● Your instructions
Reproduce each entry exactly as it reads. Leave the images out.

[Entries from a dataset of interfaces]
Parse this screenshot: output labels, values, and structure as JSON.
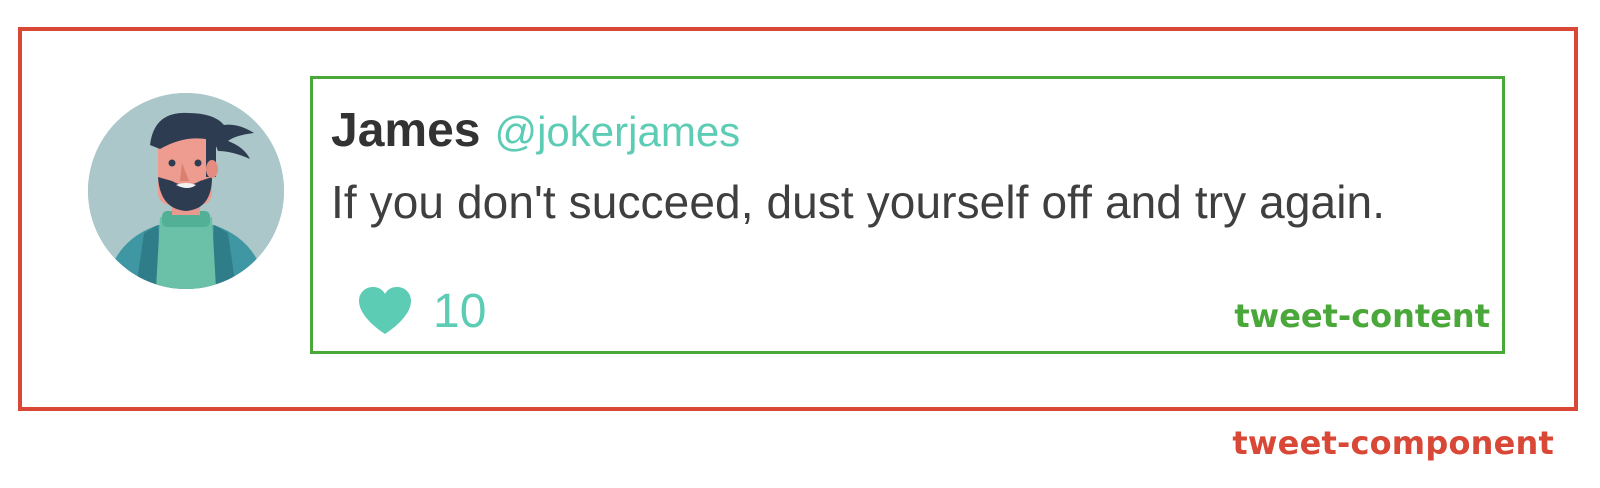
{
  "tweet": {
    "author_name": "James",
    "author_handle": "@jokerjames",
    "text": "If you don't succeed, dust yourself off and try again.",
    "likes": "10"
  },
  "annotations": {
    "outer_label": "tweet-component",
    "inner_label": "tweet-content"
  },
  "icons": {
    "like": "heart-icon",
    "avatar": "avatar-illustration"
  },
  "colors": {
    "outer_box": "#d94836",
    "inner_box": "#4aa83a",
    "accent": "#5cccb4",
    "name_text": "#333333",
    "body_text": "#3f3f3f",
    "avatar_bg": "#abc7c9"
  }
}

● Finished task
Parse this screenshot: output labels, values, and structure as JSON.
{
  "tweet": {
    "author_name": "James",
    "author_handle": "@jokerjames",
    "text": "If you don't succeed, dust yourself off and try again.",
    "likes": "10"
  },
  "annotations": {
    "outer_label": "tweet-component",
    "inner_label": "tweet-content"
  },
  "icons": {
    "like": "heart-icon",
    "avatar": "avatar-illustration"
  },
  "colors": {
    "outer_box": "#d94836",
    "inner_box": "#4aa83a",
    "accent": "#5cccb4",
    "name_text": "#333333",
    "body_text": "#3f3f3f",
    "avatar_bg": "#abc7c9"
  }
}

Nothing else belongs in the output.